“You will never be alone with a poet in your pocket,” John Adams once told his son.
I recently discovered this wonderful quote in David McCullough’s John Adams, but it was a lesson I learned at a young age and have carried with me my entire life.
A collection of Emily Dickinson’s poetry, along with a compilation of 100 great poems, sits on my bedside table. I thumb through the volumes from time to time, stopping at random and allowing the words to roll over my tongue, soothing my mind with their rhythm and imagery.
One day, Emily tells me, “hope is the thing with feathers that perches in the soul,” and on another William Carlos William says, “much depends on a red wheelbarrow glazed with rain water.”
So when I heard about National Poetry Day, I was ready for a celebration, despite the fact that it’s a British event and I’m very much located in middle-America.
And I couldn’t think of a better way to get the festivities rolling than a chat with an actual poet, the second part of my interview with my poet-friend Janet Ruth Heller.
Happy National Poetry Day everyone! Now read some verse and make merry!
Tell me about your favorite author… What is it that really strikes you about his or her work?

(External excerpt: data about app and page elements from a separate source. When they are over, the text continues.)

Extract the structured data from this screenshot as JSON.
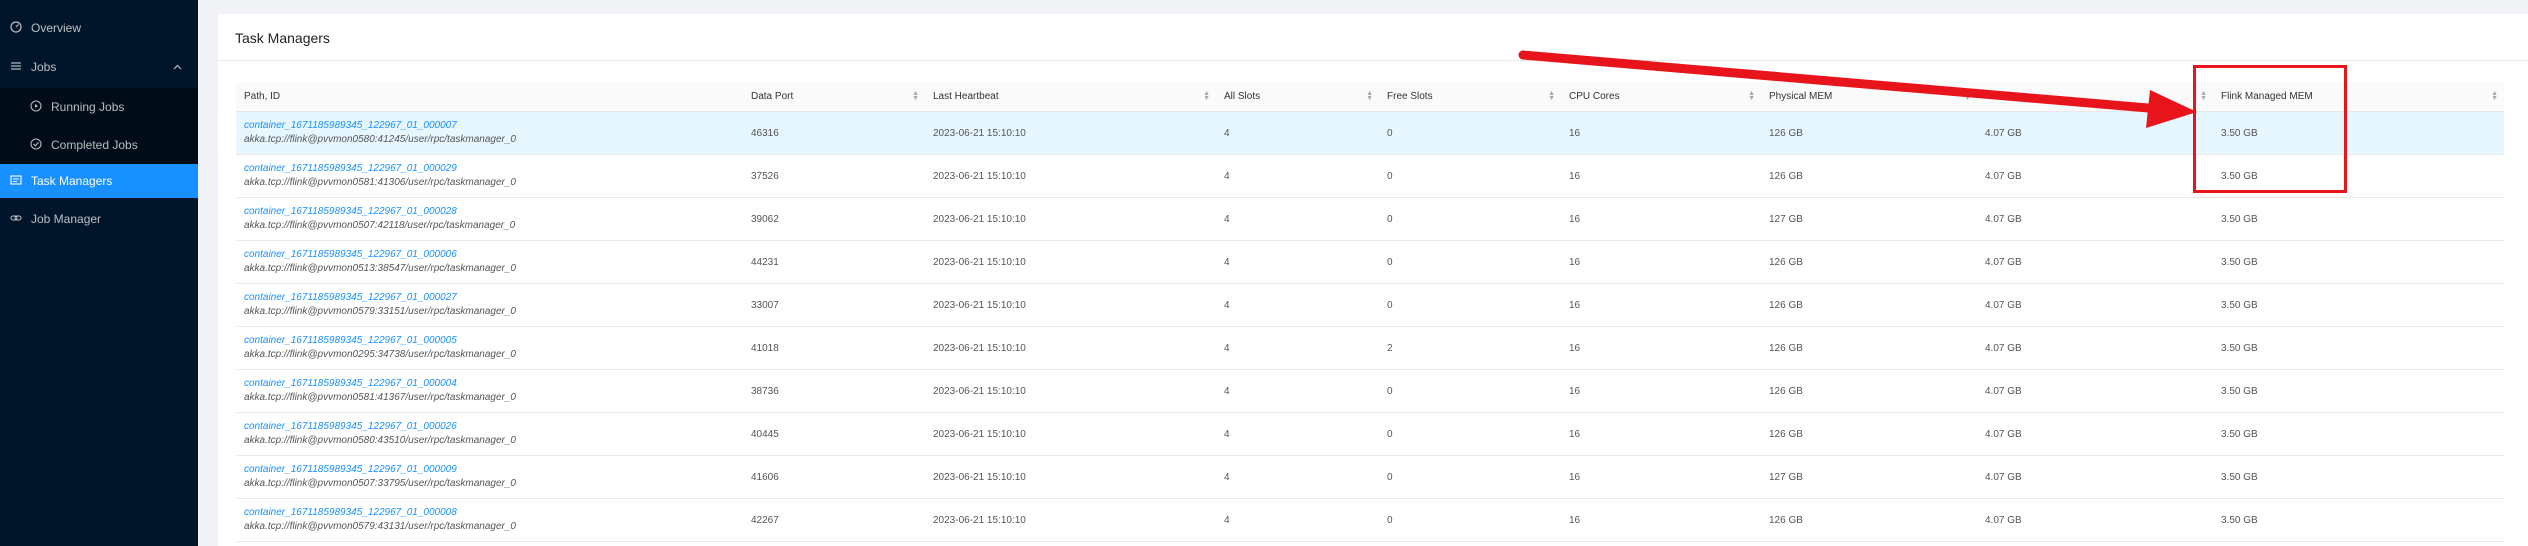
{
  "sidebar": {
    "overview": "Overview",
    "jobs": "Jobs",
    "running_jobs": "Running Jobs",
    "completed_jobs": "Completed Jobs",
    "task_managers": "Task Managers",
    "job_manager": "Job Manager"
  },
  "panel": {
    "title": "Task Managers"
  },
  "table": {
    "headers": [
      "Path, ID",
      "Data Port",
      "Last Heartbeat",
      "All Slots",
      "Free Slots",
      "CPU Cores",
      "Physical MEM",
      "",
      "Flink Managed MEM"
    ],
    "rows": [
      {
        "id": "container_1671185989345_122967_01_000007",
        "path": "akka.tcp://flink@pvvmon0580:41245/user/rpc/taskmanager_0",
        "port": "46316",
        "hb": "2023-06-21 15:10:10",
        "all": "4",
        "free": "0",
        "cores": "16",
        "phys": "126 GB",
        "jvm": "4.07 GB",
        "managed": "3.50 GB"
      },
      {
        "id": "container_1671185989345_122967_01_000029",
        "path": "akka.tcp://flink@pvvmon0581:41306/user/rpc/taskmanager_0",
        "port": "37526",
        "hb": "2023-06-21 15:10:10",
        "all": "4",
        "free": "0",
        "cores": "16",
        "phys": "126 GB",
        "jvm": "4.07 GB",
        "managed": "3.50 GB"
      },
      {
        "id": "container_1671185989345_122967_01_000028",
        "path": "akka.tcp://flink@pvvmon0507:42118/user/rpc/taskmanager_0",
        "port": "39062",
        "hb": "2023-06-21 15:10:10",
        "all": "4",
        "free": "0",
        "cores": "16",
        "phys": "127 GB",
        "jvm": "4.07 GB",
        "managed": "3.50 GB"
      },
      {
        "id": "container_1671185989345_122967_01_000006",
        "path": "akka.tcp://flink@pvvmon0513:38547/user/rpc/taskmanager_0",
        "port": "44231",
        "hb": "2023-06-21 15:10:10",
        "all": "4",
        "free": "0",
        "cores": "16",
        "phys": "126 GB",
        "jvm": "4.07 GB",
        "managed": "3.50 GB"
      },
      {
        "id": "container_1671185989345_122967_01_000027",
        "path": "akka.tcp://flink@pvvmon0579:33151/user/rpc/taskmanager_0",
        "port": "33007",
        "hb": "2023-06-21 15:10:10",
        "all": "4",
        "free": "0",
        "cores": "16",
        "phys": "126 GB",
        "jvm": "4.07 GB",
        "managed": "3.50 GB"
      },
      {
        "id": "container_1671185989345_122967_01_000005",
        "path": "akka.tcp://flink@pvvmon0295:34738/user/rpc/taskmanager_0",
        "port": "41018",
        "hb": "2023-06-21 15:10:10",
        "all": "4",
        "free": "2",
        "cores": "16",
        "phys": "126 GB",
        "jvm": "4.07 GB",
        "managed": "3.50 GB"
      },
      {
        "id": "container_1671185989345_122967_01_000004",
        "path": "akka.tcp://flink@pvvmon0581:41367/user/rpc/taskmanager_0",
        "port": "38736",
        "hb": "2023-06-21 15:10:10",
        "all": "4",
        "free": "0",
        "cores": "16",
        "phys": "126 GB",
        "jvm": "4.07 GB",
        "managed": "3.50 GB"
      },
      {
        "id": "container_1671185989345_122967_01_000026",
        "path": "akka.tcp://flink@pvvmon0580:43510/user/rpc/taskmanager_0",
        "port": "40445",
        "hb": "2023-06-21 15:10:10",
        "all": "4",
        "free": "0",
        "cores": "16",
        "phys": "126 GB",
        "jvm": "4.07 GB",
        "managed": "3.50 GB"
      },
      {
        "id": "container_1671185989345_122967_01_000009",
        "path": "akka.tcp://flink@pvvmon0507:33795/user/rpc/taskmanager_0",
        "port": "41606",
        "hb": "2023-06-21 15:10:10",
        "all": "4",
        "free": "0",
        "cores": "16",
        "phys": "127 GB",
        "jvm": "4.07 GB",
        "managed": "3.50 GB"
      },
      {
        "id": "container_1671185989345_122967_01_000008",
        "path": "akka.tcp://flink@pvvmon0579:43131/user/rpc/taskmanager_0",
        "port": "42267",
        "hb": "2023-06-21 15:10:10",
        "all": "4",
        "free": "0",
        "cores": "16",
        "phys": "126 GB",
        "jvm": "4.07 GB",
        "managed": "3.50 GB"
      }
    ]
  },
  "colors": {
    "sidebar_bg": "#001529",
    "active": "#1890ff",
    "annotation": "#e8141b"
  },
  "icons": [
    "dashboard-icon",
    "bars-icon",
    "chevron-up-icon",
    "play-circle-icon",
    "check-circle-icon",
    "task-manager-icon",
    "job-manager-icon",
    "sort-icon"
  ]
}
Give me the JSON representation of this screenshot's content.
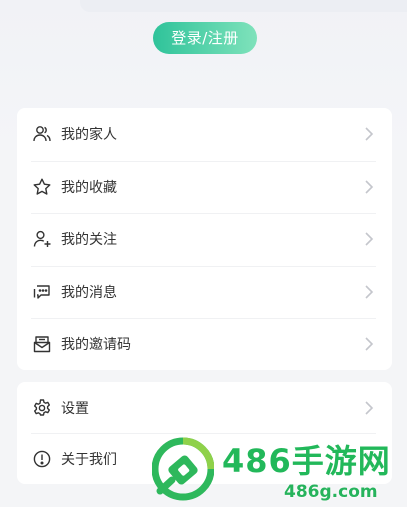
{
  "header": {
    "login_button": "登录/注册"
  },
  "menu_main": [
    {
      "label": "我的家人",
      "icon": "family-icon"
    },
    {
      "label": "我的收藏",
      "icon": "star-icon"
    },
    {
      "label": "我的关注",
      "icon": "follow-user-icon"
    },
    {
      "label": "我的消息",
      "icon": "message-icon"
    },
    {
      "label": "我的邀请码",
      "icon": "invite-mail-icon"
    }
  ],
  "menu_secondary": [
    {
      "label": "设置",
      "icon": "gear-icon"
    },
    {
      "label": "关于我们",
      "icon": "info-icon"
    }
  ],
  "watermark": {
    "title": "486手游网",
    "url": "486g.com"
  },
  "colors": {
    "accent_start": "#2fc39a",
    "accent_end": "#7fe2bb",
    "watermark_green": "#22b85a",
    "text": "#333333"
  }
}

I love the work of many authors. My earliest favorite author was Samuel Taylor Coleridge. I have loved his poetry since I was in seventh grade. He was one of the first writers to use colloquial language in poetry, especially in his “conversation poems.” He can also tell stories in magical ways in works like “Christabel” and “The Rime of the Ancient Mariner.” Also, he can use sounds in enthralling ways in poems like “Kubla Khan.”
Most authors are usually introduced to writing at a young age. Where did your love for books come from?

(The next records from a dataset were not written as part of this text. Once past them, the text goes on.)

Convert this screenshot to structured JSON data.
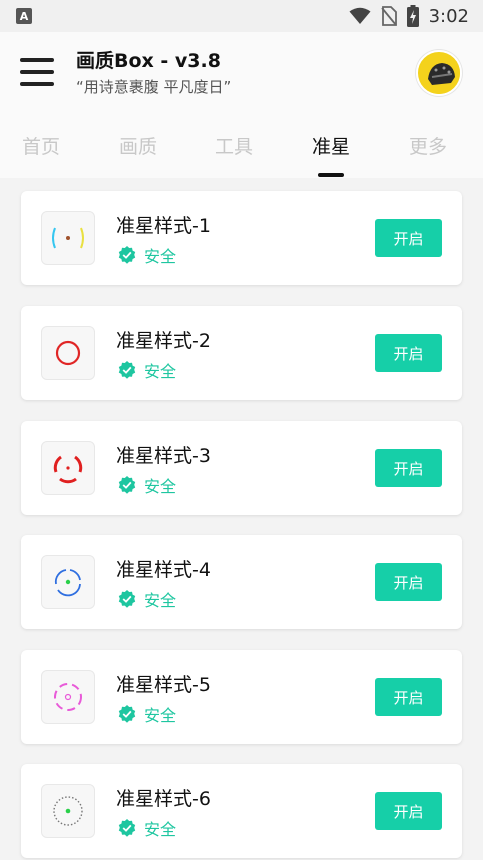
{
  "status_bar": {
    "app_icon_letter": "A",
    "time": "3:02",
    "icons": [
      "wifi-icon",
      "no-sim-icon",
      "battery-charging-icon"
    ]
  },
  "header": {
    "title": "画质Box - v3.8",
    "subtitle": "“用诗意裹腹 平凡度日”"
  },
  "tabs": [
    {
      "label": "首页",
      "active": false
    },
    {
      "label": "画质",
      "active": false
    },
    {
      "label": "工具",
      "active": false
    },
    {
      "label": "准星",
      "active": true
    },
    {
      "label": "更多",
      "active": false
    }
  ],
  "colors": {
    "accent": "#16cfa8",
    "safe_text": "#1ec6a0"
  },
  "items": [
    {
      "name": "准星样式-1",
      "status": "安全",
      "button": "开启",
      "icon": "crosshair-brackets-icon"
    },
    {
      "name": "准星样式-2",
      "status": "安全",
      "button": "开启",
      "icon": "crosshair-red-circle-icon"
    },
    {
      "name": "准星样式-3",
      "status": "安全",
      "button": "开启",
      "icon": "crosshair-red-arcs-icon"
    },
    {
      "name": "准星样式-4",
      "status": "安全",
      "button": "开启",
      "icon": "crosshair-blue-ring-icon"
    },
    {
      "name": "准星样式-5",
      "status": "安全",
      "button": "开启",
      "icon": "crosshair-pink-dashed-icon"
    },
    {
      "name": "准星样式-6",
      "status": "安全",
      "button": "开启",
      "icon": "crosshair-dotted-ring-icon"
    }
  ]
}
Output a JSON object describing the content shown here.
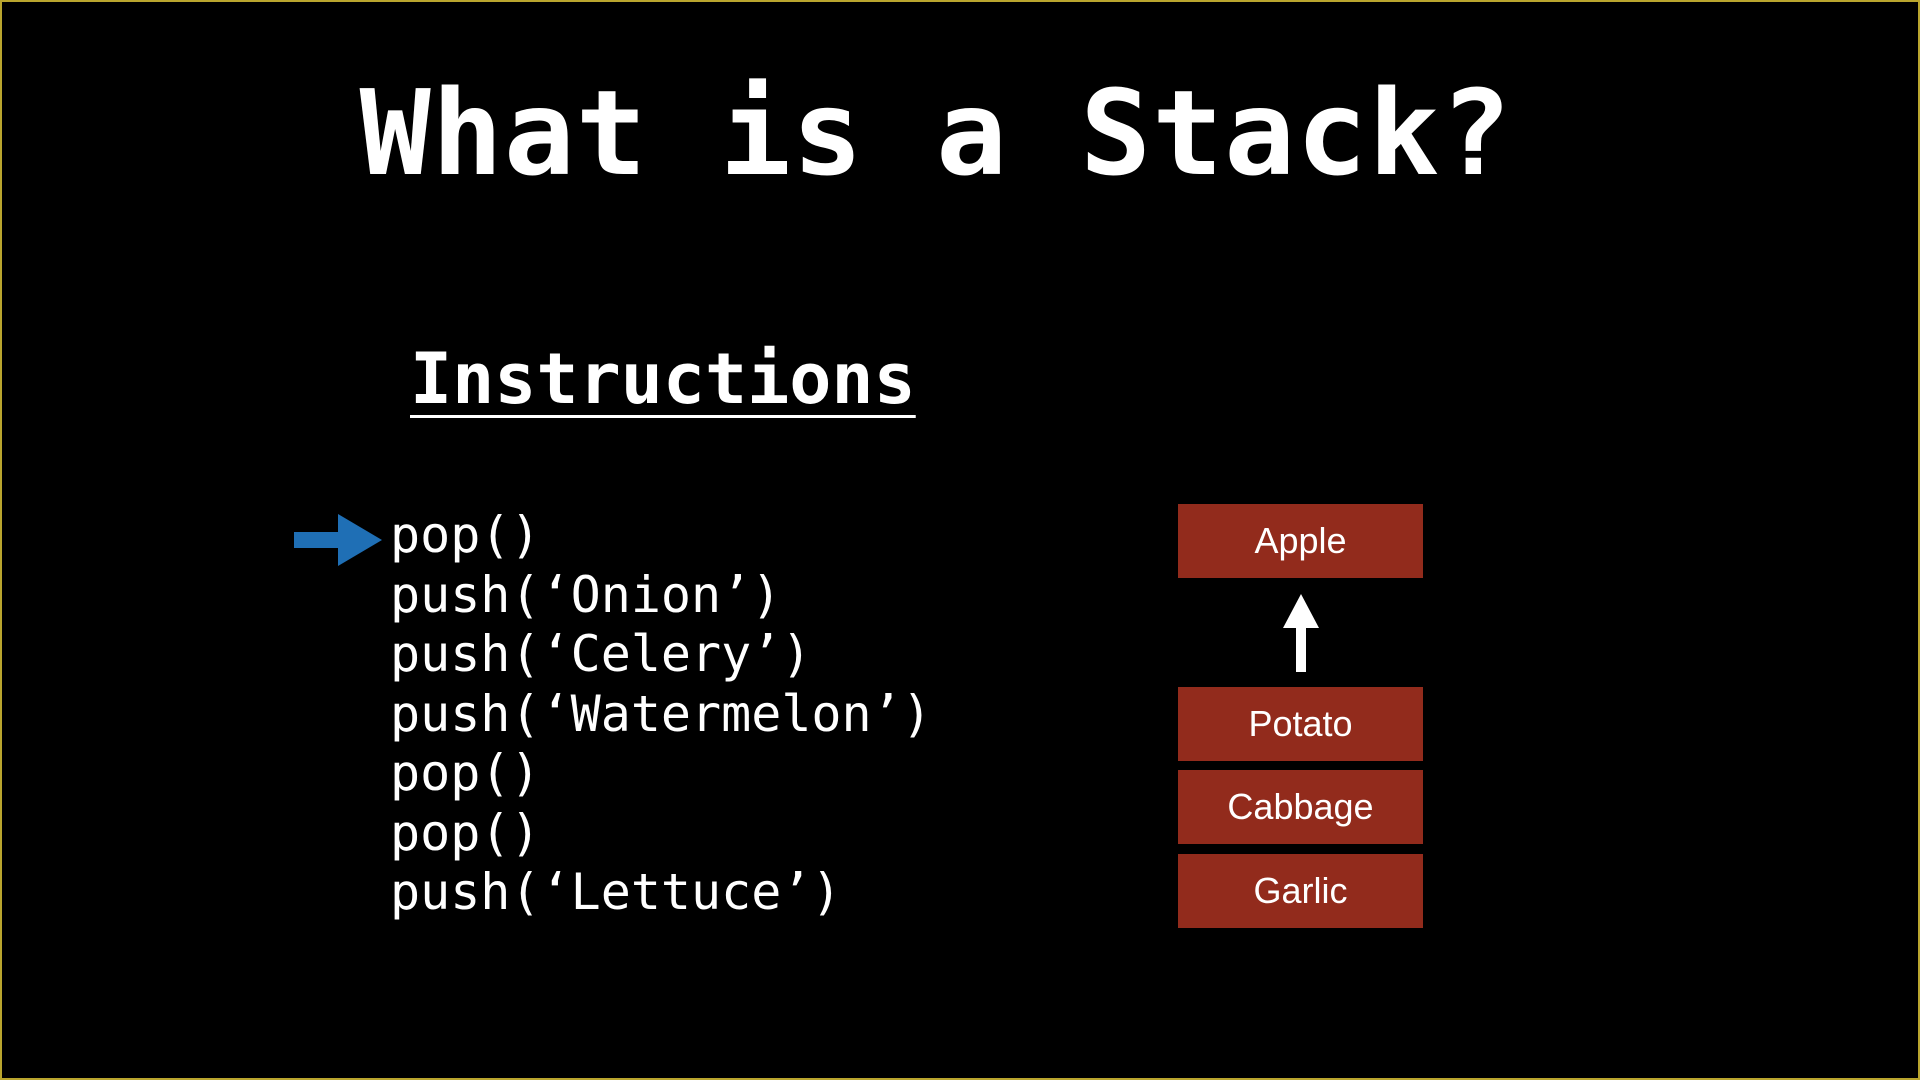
{
  "slide": {
    "title": "What is a Stack?",
    "heading": "Instructions",
    "instructions": [
      "pop()",
      "push(‘Onion’)",
      "push(‘Celery’)",
      "push(‘Watermelon’)",
      "pop()",
      "pop()",
      "push(‘Lettuce’)"
    ],
    "current_instruction": "pop()",
    "popped_item": "Apple",
    "stack_items": [
      "Potato",
      "Cabbage",
      "Garlic"
    ]
  },
  "colors": {
    "background": "#000000",
    "frame": "#b9a52e",
    "stack_box": "#922b1c",
    "pointer_arrow": "#1f6fb5",
    "text": "#ffffff"
  },
  "icons": {
    "pointer": "right-arrow-icon",
    "pop_direction": "up-arrow-icon"
  }
}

My mother and my elementary school teachers read me many excellent books when I was a child. I liked the way that authors like Rudyard Kipling used words and sound patterns. I could listen to stories for hours.
When did you first realize you wanted to be a writer?
In 1972, I had a five-month love relationship with a man. I started writing poems about him every week. After he broke up with me, I was devastated. Writing poems helped me to cope with my feelings and heal. I started writing much more frequently than in the past. By the mid-1970s, I was publishing poems, literary criticism, and essays in journals with national distributions.
Where do you find inspiration?
Any unfairness in my society and in the world prompts me to write about it and to become involved in organizations to remedy the situation. For example, I started a union of nontenure-track faculty at Western Michigan University and have published scholarly essays about ways to improve conditions for adjuncts and better methods for evaluating adjuncts. I also love nature, sports, foreign languages, and words in general. I often write about these topics, too.
And now for a not-so-serious shift in the conversation…
What literary character is most like you?
When I was a child, I identified with Phoebe Jackstraw in Mrs. Piggle-Wiggle’s Farm by Betty MacDonald because I shared many of Phoebe’s fears. As an adult, I am more like Elizabeth Bennett in Jane Austen’s Pride and Prejudice. I’m smart, but I often misunderstand people, as Elizabeth does.
If you could have any accents from anywhere in the world, what would you choose?
I love the beauty of the Spanish language. I double-majored in English and Spanish as an undergraduate, and I have about one-third of a master’s degree in Spanish literature. The language is very poetic and easy to rhyme.